| Problem |
Hunt for the word "Bibliotecas" across the entries below, copying each line that holds it.

=== Extracted information ===

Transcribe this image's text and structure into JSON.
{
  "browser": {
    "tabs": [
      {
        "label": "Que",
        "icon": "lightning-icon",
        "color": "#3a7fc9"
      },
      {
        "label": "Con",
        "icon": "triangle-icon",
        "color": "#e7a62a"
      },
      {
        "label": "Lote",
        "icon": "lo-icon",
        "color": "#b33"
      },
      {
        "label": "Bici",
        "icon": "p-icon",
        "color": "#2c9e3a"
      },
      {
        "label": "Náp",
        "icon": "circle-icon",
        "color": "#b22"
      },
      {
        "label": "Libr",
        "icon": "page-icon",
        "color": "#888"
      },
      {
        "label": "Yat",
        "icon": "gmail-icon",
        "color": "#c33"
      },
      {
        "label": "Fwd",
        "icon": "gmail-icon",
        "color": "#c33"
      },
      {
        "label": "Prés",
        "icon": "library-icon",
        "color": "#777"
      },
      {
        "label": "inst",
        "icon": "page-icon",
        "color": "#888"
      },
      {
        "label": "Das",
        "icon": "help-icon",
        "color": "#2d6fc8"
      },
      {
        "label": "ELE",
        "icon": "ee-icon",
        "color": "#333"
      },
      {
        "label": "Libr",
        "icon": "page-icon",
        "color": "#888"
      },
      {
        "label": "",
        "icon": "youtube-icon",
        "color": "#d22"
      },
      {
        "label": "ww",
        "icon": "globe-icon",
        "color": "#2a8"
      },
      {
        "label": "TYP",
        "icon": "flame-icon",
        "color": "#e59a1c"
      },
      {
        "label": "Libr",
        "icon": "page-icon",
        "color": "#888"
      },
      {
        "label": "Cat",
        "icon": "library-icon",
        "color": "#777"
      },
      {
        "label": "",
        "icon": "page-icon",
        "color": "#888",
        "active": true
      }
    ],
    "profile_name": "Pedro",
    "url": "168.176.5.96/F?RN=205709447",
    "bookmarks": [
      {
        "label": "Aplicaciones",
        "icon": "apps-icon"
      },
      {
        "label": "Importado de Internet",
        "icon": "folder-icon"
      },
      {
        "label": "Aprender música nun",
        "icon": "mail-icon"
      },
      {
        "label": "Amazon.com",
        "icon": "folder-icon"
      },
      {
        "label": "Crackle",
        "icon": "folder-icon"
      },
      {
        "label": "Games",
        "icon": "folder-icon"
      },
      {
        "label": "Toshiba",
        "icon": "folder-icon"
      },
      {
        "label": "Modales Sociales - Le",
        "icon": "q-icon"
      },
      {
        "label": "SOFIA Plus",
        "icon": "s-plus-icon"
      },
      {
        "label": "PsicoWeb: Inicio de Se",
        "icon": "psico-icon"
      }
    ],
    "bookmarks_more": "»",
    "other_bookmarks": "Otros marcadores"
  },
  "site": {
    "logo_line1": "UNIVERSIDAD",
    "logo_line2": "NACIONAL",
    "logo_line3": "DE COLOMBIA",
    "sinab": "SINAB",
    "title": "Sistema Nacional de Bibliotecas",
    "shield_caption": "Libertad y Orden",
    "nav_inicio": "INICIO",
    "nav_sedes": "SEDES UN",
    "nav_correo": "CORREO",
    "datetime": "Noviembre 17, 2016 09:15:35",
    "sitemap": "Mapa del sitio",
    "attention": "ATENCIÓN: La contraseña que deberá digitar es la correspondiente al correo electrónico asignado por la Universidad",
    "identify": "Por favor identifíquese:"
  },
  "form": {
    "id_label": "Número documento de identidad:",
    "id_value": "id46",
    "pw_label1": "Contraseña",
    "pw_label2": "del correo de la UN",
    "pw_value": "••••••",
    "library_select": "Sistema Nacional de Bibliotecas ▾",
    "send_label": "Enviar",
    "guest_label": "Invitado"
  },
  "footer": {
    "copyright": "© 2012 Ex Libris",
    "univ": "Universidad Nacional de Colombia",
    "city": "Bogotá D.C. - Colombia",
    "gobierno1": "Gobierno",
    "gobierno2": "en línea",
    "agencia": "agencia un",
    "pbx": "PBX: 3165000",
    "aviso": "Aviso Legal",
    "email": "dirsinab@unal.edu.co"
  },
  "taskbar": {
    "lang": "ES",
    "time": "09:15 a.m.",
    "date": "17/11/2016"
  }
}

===

| Completed task |
    "title": "Sistema Nacional de Bibliotecas",
    "library_select": "Sistema Nacional de Bibliotecas ▾",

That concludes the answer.